Stored data entries:
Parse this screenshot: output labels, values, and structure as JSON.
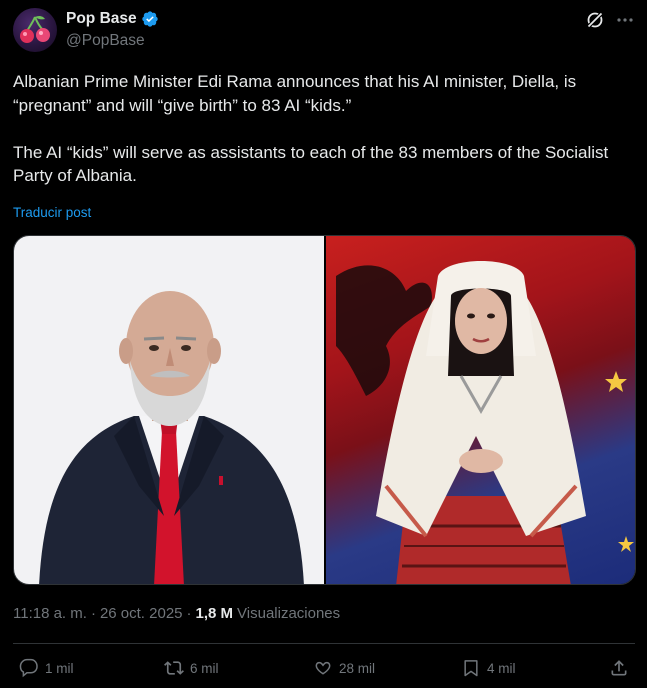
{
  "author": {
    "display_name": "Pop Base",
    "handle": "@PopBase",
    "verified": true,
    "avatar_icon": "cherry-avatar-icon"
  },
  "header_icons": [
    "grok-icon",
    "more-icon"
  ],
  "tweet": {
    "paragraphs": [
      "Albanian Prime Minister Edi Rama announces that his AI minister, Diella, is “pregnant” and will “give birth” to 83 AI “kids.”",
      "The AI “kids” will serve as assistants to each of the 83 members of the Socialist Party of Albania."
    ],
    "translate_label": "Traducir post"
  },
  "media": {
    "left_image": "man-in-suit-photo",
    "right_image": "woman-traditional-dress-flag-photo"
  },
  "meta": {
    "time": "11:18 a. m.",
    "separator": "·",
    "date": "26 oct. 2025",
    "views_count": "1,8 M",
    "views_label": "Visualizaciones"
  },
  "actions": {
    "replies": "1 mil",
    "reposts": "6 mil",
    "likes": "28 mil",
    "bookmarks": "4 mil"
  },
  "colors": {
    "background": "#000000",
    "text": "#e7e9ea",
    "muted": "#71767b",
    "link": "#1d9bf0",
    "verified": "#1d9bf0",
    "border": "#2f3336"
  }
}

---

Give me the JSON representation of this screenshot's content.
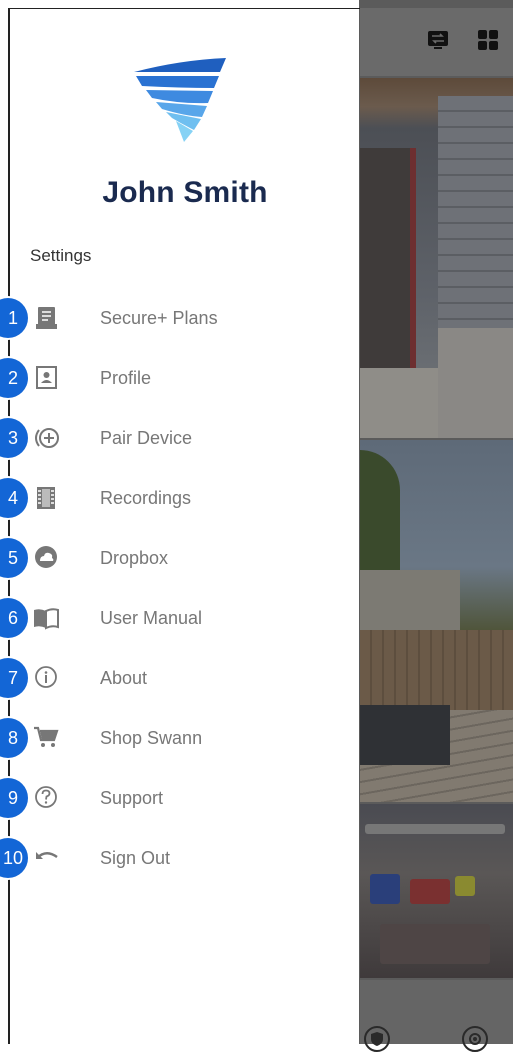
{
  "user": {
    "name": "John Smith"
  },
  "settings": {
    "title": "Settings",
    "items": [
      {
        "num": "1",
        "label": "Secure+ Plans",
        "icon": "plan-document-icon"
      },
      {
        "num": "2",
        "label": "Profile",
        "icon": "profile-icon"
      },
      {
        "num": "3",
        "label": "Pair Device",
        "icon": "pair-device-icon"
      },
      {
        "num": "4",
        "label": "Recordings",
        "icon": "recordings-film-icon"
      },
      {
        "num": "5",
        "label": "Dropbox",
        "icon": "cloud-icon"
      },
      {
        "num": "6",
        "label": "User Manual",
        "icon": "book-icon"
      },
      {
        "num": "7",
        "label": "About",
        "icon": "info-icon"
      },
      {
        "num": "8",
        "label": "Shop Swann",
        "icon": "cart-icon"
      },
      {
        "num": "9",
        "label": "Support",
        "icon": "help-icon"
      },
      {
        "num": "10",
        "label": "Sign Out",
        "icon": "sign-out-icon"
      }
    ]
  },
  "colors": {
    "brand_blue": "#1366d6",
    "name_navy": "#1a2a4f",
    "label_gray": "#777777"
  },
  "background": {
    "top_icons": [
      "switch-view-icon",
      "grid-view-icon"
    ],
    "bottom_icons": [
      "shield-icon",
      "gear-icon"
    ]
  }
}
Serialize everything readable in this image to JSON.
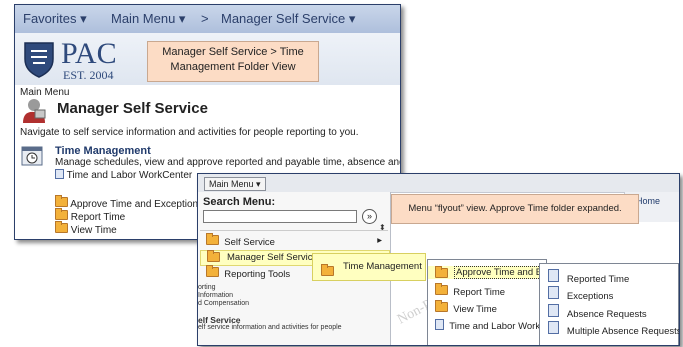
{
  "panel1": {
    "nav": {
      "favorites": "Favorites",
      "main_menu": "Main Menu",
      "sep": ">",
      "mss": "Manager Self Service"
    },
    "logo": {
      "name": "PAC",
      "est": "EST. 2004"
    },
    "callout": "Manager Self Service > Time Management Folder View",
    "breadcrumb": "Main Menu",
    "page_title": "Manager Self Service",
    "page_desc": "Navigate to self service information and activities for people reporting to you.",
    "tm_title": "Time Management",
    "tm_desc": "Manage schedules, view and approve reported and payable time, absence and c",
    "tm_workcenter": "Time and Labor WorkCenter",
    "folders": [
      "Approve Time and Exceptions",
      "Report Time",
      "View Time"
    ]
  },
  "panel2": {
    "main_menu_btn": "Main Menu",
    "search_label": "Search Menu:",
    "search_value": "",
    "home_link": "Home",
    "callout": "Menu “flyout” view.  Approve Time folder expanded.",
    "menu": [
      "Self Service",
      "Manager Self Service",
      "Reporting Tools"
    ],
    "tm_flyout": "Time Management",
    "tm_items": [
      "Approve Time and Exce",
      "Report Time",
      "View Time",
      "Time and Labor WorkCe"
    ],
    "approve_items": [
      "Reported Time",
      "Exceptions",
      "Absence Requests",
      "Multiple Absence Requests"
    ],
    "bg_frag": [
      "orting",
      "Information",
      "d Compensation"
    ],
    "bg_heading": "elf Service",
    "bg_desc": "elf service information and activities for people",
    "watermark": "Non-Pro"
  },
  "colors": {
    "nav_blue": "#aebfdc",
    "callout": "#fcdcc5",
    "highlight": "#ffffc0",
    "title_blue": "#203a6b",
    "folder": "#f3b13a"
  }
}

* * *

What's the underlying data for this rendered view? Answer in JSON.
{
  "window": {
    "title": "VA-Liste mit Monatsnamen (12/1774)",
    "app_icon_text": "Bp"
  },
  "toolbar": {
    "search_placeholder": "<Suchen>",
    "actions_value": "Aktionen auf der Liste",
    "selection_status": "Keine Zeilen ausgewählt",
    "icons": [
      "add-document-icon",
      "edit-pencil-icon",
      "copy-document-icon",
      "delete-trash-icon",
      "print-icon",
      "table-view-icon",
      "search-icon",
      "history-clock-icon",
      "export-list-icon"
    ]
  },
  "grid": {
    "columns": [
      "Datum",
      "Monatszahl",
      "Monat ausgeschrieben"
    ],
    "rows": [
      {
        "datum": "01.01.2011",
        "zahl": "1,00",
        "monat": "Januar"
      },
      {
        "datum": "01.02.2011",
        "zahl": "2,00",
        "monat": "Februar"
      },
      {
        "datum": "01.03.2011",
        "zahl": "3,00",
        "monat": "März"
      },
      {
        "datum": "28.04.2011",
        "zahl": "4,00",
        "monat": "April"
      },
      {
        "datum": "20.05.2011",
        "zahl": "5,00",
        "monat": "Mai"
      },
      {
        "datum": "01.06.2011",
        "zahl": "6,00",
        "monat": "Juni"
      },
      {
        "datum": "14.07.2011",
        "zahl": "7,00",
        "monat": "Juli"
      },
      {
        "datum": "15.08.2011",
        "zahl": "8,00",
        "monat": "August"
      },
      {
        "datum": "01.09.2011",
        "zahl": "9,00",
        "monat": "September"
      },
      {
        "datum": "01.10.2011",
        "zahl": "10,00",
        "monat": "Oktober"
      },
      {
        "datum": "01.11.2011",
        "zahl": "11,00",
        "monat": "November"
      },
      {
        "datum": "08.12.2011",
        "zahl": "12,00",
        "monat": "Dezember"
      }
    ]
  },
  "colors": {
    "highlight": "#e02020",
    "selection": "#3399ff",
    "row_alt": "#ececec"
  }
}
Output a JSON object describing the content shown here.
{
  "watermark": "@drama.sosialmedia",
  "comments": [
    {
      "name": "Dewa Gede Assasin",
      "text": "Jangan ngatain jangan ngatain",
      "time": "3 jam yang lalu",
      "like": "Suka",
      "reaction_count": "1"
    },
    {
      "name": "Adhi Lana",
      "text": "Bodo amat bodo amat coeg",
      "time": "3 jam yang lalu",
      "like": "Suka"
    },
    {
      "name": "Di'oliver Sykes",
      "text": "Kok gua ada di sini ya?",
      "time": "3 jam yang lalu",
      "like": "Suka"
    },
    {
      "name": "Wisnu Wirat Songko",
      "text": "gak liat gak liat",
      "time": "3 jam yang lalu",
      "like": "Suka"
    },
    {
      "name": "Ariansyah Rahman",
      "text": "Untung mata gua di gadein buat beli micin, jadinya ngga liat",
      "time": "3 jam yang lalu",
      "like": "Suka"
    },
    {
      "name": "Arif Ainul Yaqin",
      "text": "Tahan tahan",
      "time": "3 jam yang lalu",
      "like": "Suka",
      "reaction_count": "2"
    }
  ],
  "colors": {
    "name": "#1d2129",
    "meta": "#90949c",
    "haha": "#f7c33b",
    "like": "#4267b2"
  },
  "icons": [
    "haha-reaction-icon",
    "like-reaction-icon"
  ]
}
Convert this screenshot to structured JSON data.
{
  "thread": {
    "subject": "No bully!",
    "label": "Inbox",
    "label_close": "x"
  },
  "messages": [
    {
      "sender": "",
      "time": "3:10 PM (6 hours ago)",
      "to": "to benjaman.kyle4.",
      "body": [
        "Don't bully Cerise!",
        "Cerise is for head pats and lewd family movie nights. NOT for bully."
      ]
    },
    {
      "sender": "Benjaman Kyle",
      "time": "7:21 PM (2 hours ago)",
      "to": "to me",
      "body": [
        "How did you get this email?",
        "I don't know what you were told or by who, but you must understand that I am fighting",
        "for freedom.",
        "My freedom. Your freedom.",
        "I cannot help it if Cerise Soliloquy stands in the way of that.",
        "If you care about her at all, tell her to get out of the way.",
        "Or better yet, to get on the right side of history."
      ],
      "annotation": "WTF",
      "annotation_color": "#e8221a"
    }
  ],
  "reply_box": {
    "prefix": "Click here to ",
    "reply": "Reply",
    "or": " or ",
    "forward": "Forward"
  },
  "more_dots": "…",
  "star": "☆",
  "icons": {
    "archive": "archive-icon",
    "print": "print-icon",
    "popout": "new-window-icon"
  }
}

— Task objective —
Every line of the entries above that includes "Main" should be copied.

— Result for this task —
      "main_menu": "Main Menu",
    "breadcrumb": "Main Menu",
    "main_menu_btn": "Main Menu",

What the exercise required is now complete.